The smart spender
Indian consumers are getting smart about fulfilling their aspirations. Research shows that while they want a lot more in their lives, they are going about getting those things on the best possible terms and prices. Anita Sharan writes. Spending likely to become more selective in India | Reasons for Trading up (% of respondents)business Updated: Jul 04, 2011 01:37 IST
Indian consumers are getting smart about fulfilling their aspirations. Research shows that while they want a lot more in their lives, they are going about getting those things on the best possible terms and prices.
A study by Boston Consulting Group, Winning Indian Consumers in 2011, observes that consumers are showing a shift from conspicuous to conscious consumption spending.

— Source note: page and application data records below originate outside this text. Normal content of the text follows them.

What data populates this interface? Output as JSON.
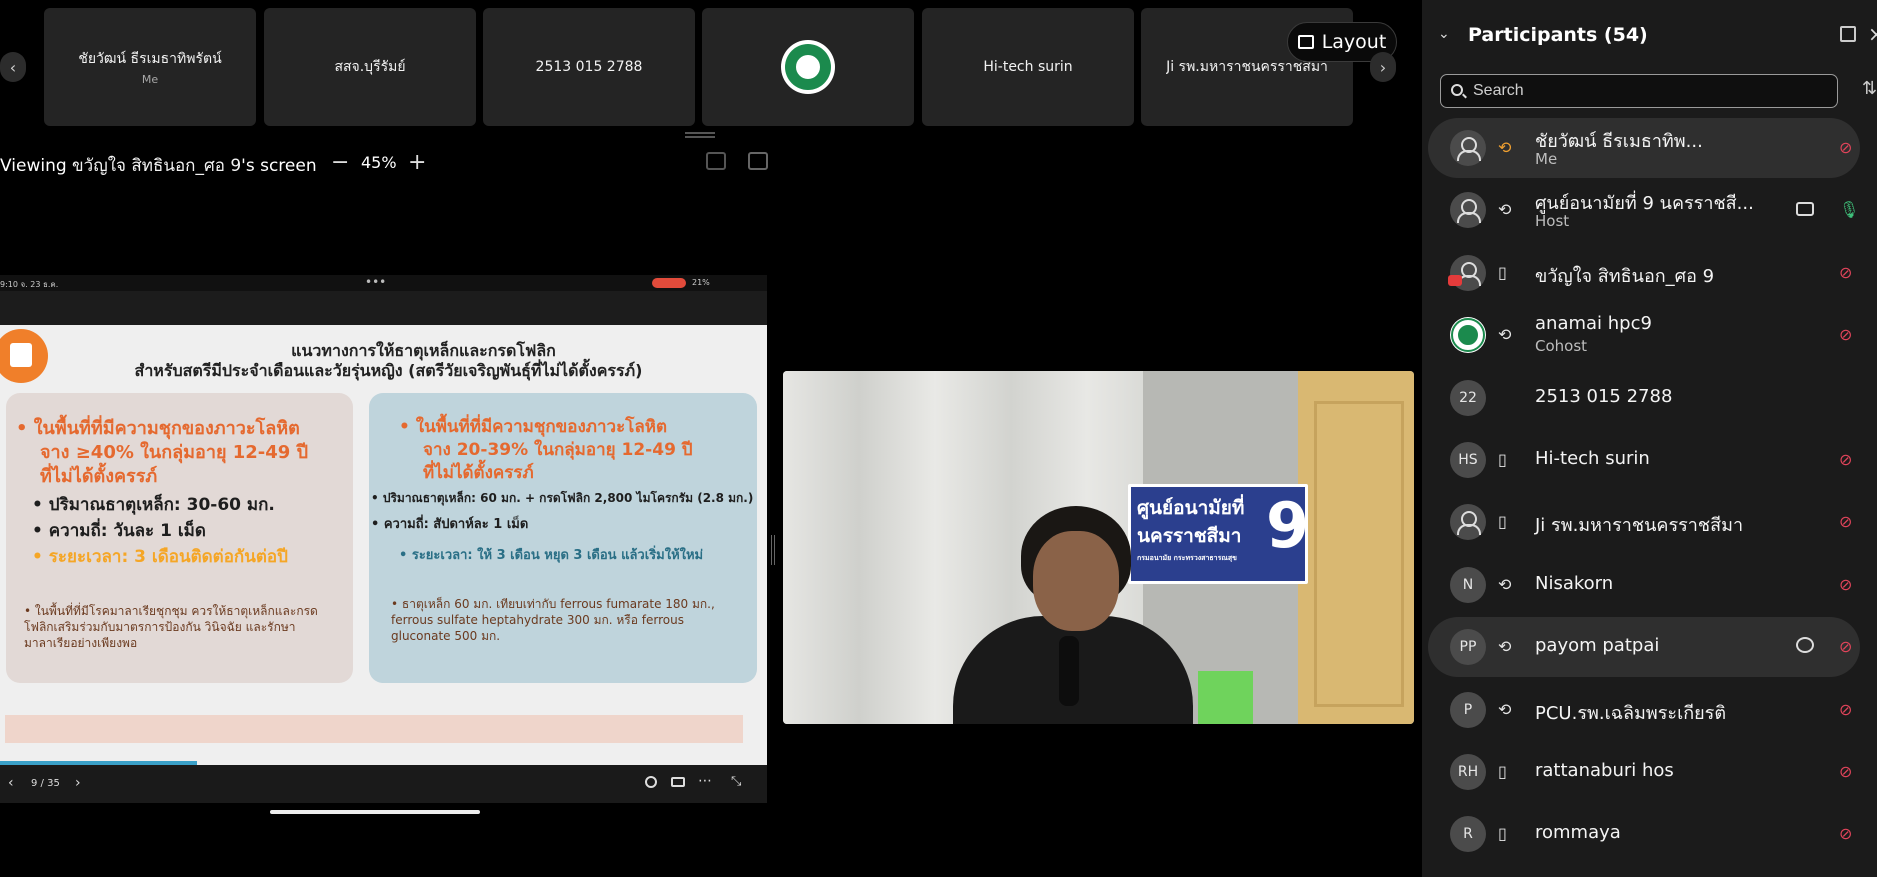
{
  "strip": {
    "tiles": [
      {
        "name": "ชัยวัฒน์ ธีรเมธาทิพรัตน์",
        "sub": "Me"
      },
      {
        "name": "สสจ.บุรีรัมย์"
      },
      {
        "name": "2513 015 2788"
      },
      {
        "name": "",
        "logo": "green-seal"
      },
      {
        "name": "Hi-tech surin"
      },
      {
        "name": "Ji รพ.มหาราชนครราชสีมา"
      }
    ],
    "layout_label": "Layout",
    "prev_icon": "‹",
    "next_icon": "›"
  },
  "viewing": {
    "prefix": "Viewing ",
    "who": "ขวัญใจ สิทธินอก_ศอ 9",
    "suffix": "'s screen",
    "zoom": "45%",
    "minus": "−",
    "plus": "+"
  },
  "shared_screen": {
    "status_time": "9:10   จ. 23 ธ.ค.",
    "status_dots": "•••",
    "status_right": "21%",
    "slide": {
      "title_1": "แนวทางการให้ธาตุเหล็กและกรดโฟลิก",
      "title_2": "สำหรับสตรีมีประจำเดือนและวัยรุ่นหญิง (สตรีวัยเจริญพันธุ์ที่ไม่ได้ตั้งครรภ์)",
      "left": {
        "h1": "• ในพื้นที่ที่มีความชุกของภาวะโลหิต",
        "h2": "จาง ≥40% ในกลุ่มอายุ 12-49 ปี",
        "h3": "ที่ไม่ได้ตั้งครรภ์",
        "b1": "• ปริมาณธาตุเหล็ก: 30-60 มก.",
        "b2": "• ความถี่: วันละ 1 เม็ด",
        "b3": "• ระยะเวลา: 3 เดือนติดต่อกันต่อปี",
        "note": "ในพื้นที่ที่มีโรคมาลาเรียชุกชุม ควรให้ธาตุเหล็กและกรดโฟลิกเสริมร่วมกับมาตรการป้องกัน วินิจฉัย และรักษามาลาเรียอย่างเพียงพอ"
      },
      "right": {
        "h1": "• ในพื้นที่ที่มีความชุกของภาวะโลหิต",
        "h2": "จาง 20-39% ในกลุ่มอายุ 12-49 ปี",
        "h3": "ที่ไม่ได้ตั้งครรภ์",
        "b1": "• ปริมาณธาตุเหล็ก: 60 มก. + กรดโฟลิก 2,800 ไมโครกรัม (2.8 มก.)",
        "b2": "• ความถี่: สัปดาห์ละ 1 เม็ด",
        "b3": "• ระยะเวลา: ให้ 3 เดือน หยุด 3 เดือน แล้วเริ่มให้ใหม่",
        "note": "ธาตุเหล็ก 60 มก. เทียบเท่ากับ ferrous fumarate 180 มก., ferrous sulfate heptahydrate 300 มก. หรือ ferrous gluconate 500 มก."
      },
      "progress": 0.257
    },
    "pager": "9 / 35",
    "pager_prev": "‹",
    "pager_next": "›"
  },
  "video": {
    "sign_line1": "ศูนย์อนามัยที่",
    "sign_line2": "นครราชสีมา",
    "sign_line3": "กรมอนามัย กระทรวงสาธารณสุข",
    "sign_num": "9"
  },
  "participants": {
    "title": "Participants (54)",
    "search_placeholder": "Search",
    "list": [
      {
        "name": "ชัยวัฒน์ ธีรเมธาทิพ...",
        "role": "Me",
        "avatar": "user-icon",
        "device": "headset-icon",
        "mic": "muted",
        "highlight": true
      },
      {
        "name": "ศูนย์อนามัยที่ 9 นครราชสี...",
        "role": "Host",
        "avatar": "user-icon",
        "device": "headset-icon",
        "mic": "on",
        "camera": true
      },
      {
        "name": "ขวัญใจ สิทธินอก_ศอ 9",
        "role": "",
        "avatar": "user-icon",
        "device": "phone-icon",
        "mic": "muted",
        "sharing": true
      },
      {
        "name": "anamai hpc9",
        "role": "Cohost",
        "avatar": "seal",
        "device": "headset-icon",
        "mic": "muted"
      },
      {
        "name": "2513 015 2788",
        "role": "",
        "avatar": "22",
        "device": "",
        "mic": "none"
      },
      {
        "name": "Hi-tech surin",
        "role": "",
        "avatar": "HS",
        "device": "phone-icon",
        "mic": "muted"
      },
      {
        "name": "Ji รพ.มหาราชนครราชสีมา",
        "role": "",
        "avatar": "user-icon",
        "device": "phone-icon",
        "mic": "muted"
      },
      {
        "name": "Nisakorn",
        "role": "",
        "avatar": "N",
        "device": "headset-icon",
        "mic": "muted"
      },
      {
        "name": "payom patpai",
        "role": "",
        "avatar": "PP",
        "device": "headset-icon",
        "mic": "muted",
        "chat": true,
        "highlight": true
      },
      {
        "name": "PCU.รพ.เฉลิมพระเกียรติ",
        "role": "",
        "avatar": "P",
        "device": "headset-icon",
        "mic": "muted"
      },
      {
        "name": "rattanaburi hos",
        "role": "",
        "avatar": "RH",
        "device": "phone-icon",
        "mic": "muted"
      },
      {
        "name": "rommaya",
        "role": "",
        "avatar": "R",
        "device": "phone-icon",
        "mic": "muted"
      }
    ]
  }
}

Consumers want to cut spending on non-essential items (74%), shop around to find the best prices (63%), shop more often at discount stores (64%), buy more products on promotion (60%) and defer major expenses that can wait (61%).
This behaviour trend has been triggered by two years of high inflation but, according to Abheek Singhi, partner and director, BCG India, "The conspicuous-to-conscious spending is a longer term trend that will continue," even though 75% of Indians feel that the economy will improve in the future.
Meena Kaushik, executive chairperson, Quantum Research, a qualitative research firm, states: "Smart shopping, stretching one's money and getting great deals have always been part of the Indian consumer's shopping psyche. What we believe is happening is that consumers are more ready to widen their product and brand repertoires, indicating their readiness to experiment, gain a wider exposure and make considered choices."
"It's more of a shifting behaviour of save here to spend there, something that's triggering trading-up and trading-down in buying behaviour," Singhi said. "Trading up happens where the consumer is willing to pay extra premium for a perceived benefit, which can range from emotional to functional though the consumer can normally not differentiate between the two."
Quantum finds that the consumer is straddling parallel need states and is in a perpetual struggle to reconcile these: the self indulgent, pampering, 'living the modern lifestyle' side that comes with money and plethora of branded choices; and the traditional 'middle class' conditioning towards more cautious, planned, guilt free spending.
It's not that Indian consumers are not willing to pay more for products. Trade-ups are happening, finds BCG, in categories such as health, fresh foods and kids. Brand name is another reason to trade up, driven by the increasing importance of social status.
Trading down is happening in discretionary categories such as jewellery, athletic shoes, sporting equipment, entertainment, eating out, leisure travel, and wines and spirits. "More people are buying holiday packages, but they are looking for the best deals on them," said Singhi. "Unless the product is differentiated, people will trade up or trade down in the same category."
Sharda Agarwal, director, Marketgate, pointed to differentiation that can matter: "Nissan Micra, an 'A' segment entry level car, offers keyless entry, a higher order feature that comes with the high end 'C' or 'D' segment cars. As an unexpected feature, the differentiation stands out."
Pointing to a not-so-clear distinction, Srilekha Agarwal, director, Quantum, observed: "Spending is sometimes linked to family honour and there are have-to-have products and brands, the 'right' level of celebrations that announce and preserve family status and honour. Anything less would reflect poorly on the family." In this context, Indian weddings, hospitality, travel and leisure, apparel, jewelry, personal care and home décor could see upped spends.
Rinita Singh, MD, Quantum Consumer Solutions, added: "Conscious is not always equal to a discounted low price and conspicuous is not always a higher price purchase. A discounted designer bag may still be conspicuous consumption for the average middle class no matter how discounted it is, whereas a range of exorbitant skincare products may be a conscious purchase for a top end consumer and not be conspicuous consumption at all."
Singhi pointed to the two kinds of urban consumers who have similar aspirations. "There is the upper income urban consumer who has the money to spend. And there is the low income urban consumer whom inflation is hurting the most. Both want more and are confident of getting more." He said that those brands sitting in the middle - not premium, not mass - are going to be in trouble as consumers trade up or down in the same categories.
The BCG study also observes that consumers looking for deals may also be enthused by the thrill of a good deal - the "paisa vasool" feeling, rather than be driven by need. This has been further fuelled by brands offering more "bargain hunting" sales and offers across product categories.
For the brand, the new dynamic and vigilant consumer means much greater focus on what BCG calls the "last three feet" and what a lot of others call "the last mile" in retail - the space in which shopping consumers make their final purchase decisions and where brands can swing purchase decisions in their own favour.
"Increasingly important now and in the future will be not just big media campaigns to build brands, but promotions and helping consumers choose your brand at the point of sale," Singhi emphasised.
Rajvinder Kohli, VP, Progress Software (India), a US $550 million company that offers last mile digital solutions to enable responsive consumer engagement, said, "There is need for real time consumer information at the point of sale to enable relevant, contextual, targeted brand messages that will effect consumer action in favour of your brand."
The bottomline is relevance, and compelling reasons - and not just one reason - to buy.